## ABOUT THIS EXERCISE
Gather every line of the entries that includes the word "icon".

※ ※ ※

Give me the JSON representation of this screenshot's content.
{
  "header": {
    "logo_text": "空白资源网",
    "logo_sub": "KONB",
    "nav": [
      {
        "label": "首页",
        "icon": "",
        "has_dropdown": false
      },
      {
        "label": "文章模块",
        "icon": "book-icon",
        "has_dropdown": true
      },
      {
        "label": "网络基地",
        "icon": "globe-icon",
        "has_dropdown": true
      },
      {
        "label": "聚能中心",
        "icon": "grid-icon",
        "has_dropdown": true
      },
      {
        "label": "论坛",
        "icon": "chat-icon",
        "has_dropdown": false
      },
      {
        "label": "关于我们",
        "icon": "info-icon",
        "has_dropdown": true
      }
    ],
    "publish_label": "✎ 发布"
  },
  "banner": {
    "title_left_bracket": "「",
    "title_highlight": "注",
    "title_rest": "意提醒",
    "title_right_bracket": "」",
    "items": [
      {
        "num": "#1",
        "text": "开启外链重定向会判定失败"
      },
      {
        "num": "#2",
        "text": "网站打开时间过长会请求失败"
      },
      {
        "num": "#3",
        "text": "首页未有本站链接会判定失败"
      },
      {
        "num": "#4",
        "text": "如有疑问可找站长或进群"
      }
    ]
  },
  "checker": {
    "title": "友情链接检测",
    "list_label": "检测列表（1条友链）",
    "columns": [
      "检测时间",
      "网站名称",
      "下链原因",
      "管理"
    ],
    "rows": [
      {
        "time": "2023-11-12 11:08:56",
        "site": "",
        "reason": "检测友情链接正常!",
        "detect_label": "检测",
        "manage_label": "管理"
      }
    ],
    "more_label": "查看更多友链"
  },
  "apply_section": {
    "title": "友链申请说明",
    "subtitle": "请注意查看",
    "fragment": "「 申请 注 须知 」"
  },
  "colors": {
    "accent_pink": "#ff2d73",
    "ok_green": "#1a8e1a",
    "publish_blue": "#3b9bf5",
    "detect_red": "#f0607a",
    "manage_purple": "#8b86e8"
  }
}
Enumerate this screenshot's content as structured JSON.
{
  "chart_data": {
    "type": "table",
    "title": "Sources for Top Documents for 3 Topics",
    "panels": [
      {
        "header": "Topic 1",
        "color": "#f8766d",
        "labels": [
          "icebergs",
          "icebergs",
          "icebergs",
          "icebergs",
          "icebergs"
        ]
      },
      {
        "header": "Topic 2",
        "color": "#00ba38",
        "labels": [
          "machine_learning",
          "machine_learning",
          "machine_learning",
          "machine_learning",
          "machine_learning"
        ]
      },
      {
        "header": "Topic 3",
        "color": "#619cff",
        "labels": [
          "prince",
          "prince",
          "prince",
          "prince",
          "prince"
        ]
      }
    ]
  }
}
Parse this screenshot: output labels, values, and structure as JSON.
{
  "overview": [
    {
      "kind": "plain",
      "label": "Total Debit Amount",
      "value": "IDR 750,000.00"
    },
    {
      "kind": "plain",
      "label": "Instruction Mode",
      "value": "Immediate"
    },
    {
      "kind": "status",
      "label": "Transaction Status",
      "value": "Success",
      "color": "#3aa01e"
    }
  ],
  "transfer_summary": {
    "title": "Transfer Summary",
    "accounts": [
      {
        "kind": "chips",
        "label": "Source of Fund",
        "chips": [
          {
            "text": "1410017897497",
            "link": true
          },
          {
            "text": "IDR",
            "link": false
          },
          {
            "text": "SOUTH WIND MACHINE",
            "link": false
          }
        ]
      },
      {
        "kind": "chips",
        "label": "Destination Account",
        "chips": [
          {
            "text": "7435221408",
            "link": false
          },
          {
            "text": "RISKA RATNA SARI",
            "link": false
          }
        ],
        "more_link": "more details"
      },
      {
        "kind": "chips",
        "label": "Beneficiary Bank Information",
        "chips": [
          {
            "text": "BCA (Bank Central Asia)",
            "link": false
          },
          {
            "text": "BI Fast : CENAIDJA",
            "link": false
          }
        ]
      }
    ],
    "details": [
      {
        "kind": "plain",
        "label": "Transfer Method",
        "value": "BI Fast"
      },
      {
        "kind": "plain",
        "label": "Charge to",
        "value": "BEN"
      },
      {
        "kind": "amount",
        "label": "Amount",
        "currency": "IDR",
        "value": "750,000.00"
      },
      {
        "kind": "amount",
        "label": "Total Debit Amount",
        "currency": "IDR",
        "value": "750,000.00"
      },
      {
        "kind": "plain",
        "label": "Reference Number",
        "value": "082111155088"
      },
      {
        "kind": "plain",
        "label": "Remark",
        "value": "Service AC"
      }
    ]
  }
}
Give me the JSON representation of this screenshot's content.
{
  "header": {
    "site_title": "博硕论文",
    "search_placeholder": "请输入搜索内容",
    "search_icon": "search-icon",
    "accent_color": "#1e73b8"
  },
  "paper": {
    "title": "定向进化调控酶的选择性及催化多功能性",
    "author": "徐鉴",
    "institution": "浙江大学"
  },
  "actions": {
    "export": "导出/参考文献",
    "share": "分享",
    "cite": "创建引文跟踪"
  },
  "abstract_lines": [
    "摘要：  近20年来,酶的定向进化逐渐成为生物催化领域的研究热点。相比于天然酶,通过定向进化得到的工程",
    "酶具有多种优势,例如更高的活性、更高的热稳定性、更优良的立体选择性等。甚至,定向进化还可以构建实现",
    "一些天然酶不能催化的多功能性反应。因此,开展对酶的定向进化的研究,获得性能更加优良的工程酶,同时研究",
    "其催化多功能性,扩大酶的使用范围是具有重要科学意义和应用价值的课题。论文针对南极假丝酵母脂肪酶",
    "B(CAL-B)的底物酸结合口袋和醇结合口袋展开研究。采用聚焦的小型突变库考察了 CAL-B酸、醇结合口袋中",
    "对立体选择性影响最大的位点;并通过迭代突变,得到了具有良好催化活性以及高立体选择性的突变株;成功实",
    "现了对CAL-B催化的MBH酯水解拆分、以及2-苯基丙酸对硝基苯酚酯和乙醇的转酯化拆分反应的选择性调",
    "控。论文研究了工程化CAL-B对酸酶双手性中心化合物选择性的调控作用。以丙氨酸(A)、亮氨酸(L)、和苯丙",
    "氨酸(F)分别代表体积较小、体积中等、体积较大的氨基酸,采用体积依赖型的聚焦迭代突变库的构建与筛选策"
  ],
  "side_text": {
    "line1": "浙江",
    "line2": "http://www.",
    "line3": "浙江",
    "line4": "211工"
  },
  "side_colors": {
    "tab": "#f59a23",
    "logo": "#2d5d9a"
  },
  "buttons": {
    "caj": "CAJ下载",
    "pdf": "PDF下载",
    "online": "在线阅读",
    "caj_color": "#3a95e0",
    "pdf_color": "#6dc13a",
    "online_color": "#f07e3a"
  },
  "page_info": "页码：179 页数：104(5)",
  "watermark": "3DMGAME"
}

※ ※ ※

## ANSWER SPACE
        "icon": "",
        "icon": "book-icon",
        "icon": "globe-icon",
        "icon": "grid-icon",
        "icon": "chat-icon",
        "icon": "info-icon",
    "search_icon": "search-icon",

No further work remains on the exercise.